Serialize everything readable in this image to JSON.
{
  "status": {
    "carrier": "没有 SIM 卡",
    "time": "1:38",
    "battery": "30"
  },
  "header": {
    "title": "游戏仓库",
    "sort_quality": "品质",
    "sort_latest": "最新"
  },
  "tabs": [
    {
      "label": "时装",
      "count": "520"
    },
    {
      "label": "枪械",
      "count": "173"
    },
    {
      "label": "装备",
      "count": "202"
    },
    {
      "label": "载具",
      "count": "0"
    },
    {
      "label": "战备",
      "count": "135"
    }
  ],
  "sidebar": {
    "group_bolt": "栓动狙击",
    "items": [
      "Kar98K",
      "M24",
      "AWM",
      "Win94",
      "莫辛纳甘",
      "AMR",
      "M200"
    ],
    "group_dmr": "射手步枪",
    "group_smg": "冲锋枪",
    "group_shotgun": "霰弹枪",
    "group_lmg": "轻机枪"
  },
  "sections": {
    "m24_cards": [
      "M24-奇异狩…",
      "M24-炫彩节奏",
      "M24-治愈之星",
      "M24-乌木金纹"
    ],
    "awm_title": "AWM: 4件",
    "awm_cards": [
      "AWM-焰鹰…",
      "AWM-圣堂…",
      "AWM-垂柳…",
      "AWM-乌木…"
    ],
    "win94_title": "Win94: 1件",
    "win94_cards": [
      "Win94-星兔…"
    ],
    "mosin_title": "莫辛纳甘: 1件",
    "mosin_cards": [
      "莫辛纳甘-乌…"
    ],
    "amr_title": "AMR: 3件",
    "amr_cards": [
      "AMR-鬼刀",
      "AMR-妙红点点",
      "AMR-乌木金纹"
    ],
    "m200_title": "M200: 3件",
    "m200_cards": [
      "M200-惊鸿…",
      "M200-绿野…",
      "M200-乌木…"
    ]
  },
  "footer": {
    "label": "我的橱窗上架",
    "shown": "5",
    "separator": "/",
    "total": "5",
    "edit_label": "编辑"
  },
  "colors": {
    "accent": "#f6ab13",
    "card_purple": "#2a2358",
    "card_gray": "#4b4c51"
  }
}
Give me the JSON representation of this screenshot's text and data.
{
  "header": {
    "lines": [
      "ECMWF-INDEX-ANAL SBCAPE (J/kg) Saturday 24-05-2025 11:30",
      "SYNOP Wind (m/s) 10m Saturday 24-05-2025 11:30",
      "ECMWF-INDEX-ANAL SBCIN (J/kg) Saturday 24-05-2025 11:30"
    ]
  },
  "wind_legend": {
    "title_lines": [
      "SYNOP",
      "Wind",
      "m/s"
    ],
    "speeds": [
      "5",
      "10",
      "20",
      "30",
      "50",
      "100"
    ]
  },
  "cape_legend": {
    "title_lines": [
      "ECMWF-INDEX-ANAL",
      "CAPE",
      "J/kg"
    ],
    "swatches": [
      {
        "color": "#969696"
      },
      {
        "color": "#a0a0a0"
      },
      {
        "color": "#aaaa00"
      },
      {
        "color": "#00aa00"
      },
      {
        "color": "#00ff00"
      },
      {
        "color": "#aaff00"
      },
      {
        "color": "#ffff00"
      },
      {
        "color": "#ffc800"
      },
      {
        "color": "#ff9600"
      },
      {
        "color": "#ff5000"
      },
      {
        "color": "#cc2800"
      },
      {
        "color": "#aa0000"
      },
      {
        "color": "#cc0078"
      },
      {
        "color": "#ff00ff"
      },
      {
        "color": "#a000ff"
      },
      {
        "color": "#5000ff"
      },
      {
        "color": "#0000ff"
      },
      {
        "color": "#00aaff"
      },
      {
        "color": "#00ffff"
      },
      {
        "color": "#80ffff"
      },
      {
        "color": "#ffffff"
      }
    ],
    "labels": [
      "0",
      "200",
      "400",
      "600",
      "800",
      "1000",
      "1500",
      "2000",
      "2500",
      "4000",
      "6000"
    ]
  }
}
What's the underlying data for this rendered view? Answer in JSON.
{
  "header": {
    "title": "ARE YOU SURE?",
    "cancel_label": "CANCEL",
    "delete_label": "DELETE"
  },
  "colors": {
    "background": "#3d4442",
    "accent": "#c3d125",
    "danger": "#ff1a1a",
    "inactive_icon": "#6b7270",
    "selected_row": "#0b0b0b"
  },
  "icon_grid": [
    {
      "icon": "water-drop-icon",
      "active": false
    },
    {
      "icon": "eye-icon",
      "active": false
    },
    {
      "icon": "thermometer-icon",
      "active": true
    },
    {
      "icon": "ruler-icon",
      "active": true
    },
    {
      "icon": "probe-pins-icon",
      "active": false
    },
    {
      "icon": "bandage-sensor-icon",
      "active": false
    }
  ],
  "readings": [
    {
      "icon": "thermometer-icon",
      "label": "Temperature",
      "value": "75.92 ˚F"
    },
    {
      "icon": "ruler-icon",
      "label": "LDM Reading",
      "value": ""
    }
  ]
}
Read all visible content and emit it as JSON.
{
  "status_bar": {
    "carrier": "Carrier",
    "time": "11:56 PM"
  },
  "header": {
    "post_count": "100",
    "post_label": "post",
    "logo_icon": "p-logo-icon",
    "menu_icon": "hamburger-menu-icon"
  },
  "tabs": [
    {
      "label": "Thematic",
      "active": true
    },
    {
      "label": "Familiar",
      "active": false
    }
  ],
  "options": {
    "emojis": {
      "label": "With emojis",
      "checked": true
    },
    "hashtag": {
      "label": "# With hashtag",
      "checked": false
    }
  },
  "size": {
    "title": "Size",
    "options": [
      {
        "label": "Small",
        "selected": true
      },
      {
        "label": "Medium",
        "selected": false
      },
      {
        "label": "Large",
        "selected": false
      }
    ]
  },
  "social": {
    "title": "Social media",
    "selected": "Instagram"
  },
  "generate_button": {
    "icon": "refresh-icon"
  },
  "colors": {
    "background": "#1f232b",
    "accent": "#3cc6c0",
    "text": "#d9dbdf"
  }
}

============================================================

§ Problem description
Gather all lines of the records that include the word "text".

§ Response area
Give me the JSON representation of this screenshot's text and data.
    "text": "#d9dbdf"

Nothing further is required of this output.